YOUR GOAL
Reproduce all of the data exactly, with no line skipped.

DATASET RECORDS
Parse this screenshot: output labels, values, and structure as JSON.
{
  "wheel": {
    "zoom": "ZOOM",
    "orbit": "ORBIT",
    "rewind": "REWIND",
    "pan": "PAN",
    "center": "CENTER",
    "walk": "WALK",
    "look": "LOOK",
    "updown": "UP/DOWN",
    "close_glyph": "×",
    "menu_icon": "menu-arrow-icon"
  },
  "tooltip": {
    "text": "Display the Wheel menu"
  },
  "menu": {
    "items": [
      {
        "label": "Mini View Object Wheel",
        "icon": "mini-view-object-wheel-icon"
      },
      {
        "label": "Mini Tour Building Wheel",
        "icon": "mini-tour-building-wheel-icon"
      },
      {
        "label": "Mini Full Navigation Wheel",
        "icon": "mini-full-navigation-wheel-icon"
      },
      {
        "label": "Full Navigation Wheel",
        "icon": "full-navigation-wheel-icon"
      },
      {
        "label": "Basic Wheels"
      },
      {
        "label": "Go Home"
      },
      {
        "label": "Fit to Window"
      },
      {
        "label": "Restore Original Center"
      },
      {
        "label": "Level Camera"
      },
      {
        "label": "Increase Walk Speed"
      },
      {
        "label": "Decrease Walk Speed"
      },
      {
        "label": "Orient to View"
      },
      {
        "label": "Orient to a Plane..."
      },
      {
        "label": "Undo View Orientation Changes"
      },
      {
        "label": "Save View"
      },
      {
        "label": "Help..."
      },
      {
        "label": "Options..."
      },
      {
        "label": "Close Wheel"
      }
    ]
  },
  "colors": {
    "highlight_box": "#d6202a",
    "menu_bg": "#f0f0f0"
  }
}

YOUR SOLUTION
Parse this screenshot: output labels, values, and structure as JSON.
{
  "wheel": {
    "zoom": "ZOOM",
    "orbit": "ORBIT",
    "rewind": "REWIND",
    "pan": "PAN",
    "center": "CENTER",
    "walk": "WALK",
    "look": "LOOK",
    "updown": "UP/DOWN",
    "close_glyph": "×",
    "menu_icon": "menu-arrow-icon"
  },
  "tooltip": {
    "text": "Display the Wheel menu"
  },
  "menu": {
    "items": [
      {
        "label": "Mini View Object Wheel",
        "icon": "mini-view-object-wheel-icon"
      },
      {
        "label": "Mini Tour Building Wheel",
        "icon": "mini-tour-building-wheel-icon"
      },
      {
        "label": "Mini Full Navigation Wheel",
        "icon": "mini-full-navigation-wheel-icon"
      },
      {
        "label": "Full Navigation Wheel",
        "icon": "full-navigation-wheel-icon"
      },
      {
        "label": "Basic Wheels"
      },
      {
        "label": "Go Home"
      },
      {
        "label": "Fit to Window"
      },
      {
        "label": "Restore Original Center"
      },
      {
        "label": "Level Camera"
      },
      {
        "label": "Increase Walk Speed"
      },
      {
        "label": "Decrease Walk Speed"
      },
      {
        "label": "Orient to View"
      },
      {
        "label": "Orient to a Plane..."
      },
      {
        "label": "Undo View Orientation Changes"
      },
      {
        "label": "Save View"
      },
      {
        "label": "Help..."
      },
      {
        "label": "Options..."
      },
      {
        "label": "Close Wheel"
      }
    ]
  },
  "colors": {
    "highlight_box": "#d6202a",
    "menu_bg": "#f0f0f0"
  }
}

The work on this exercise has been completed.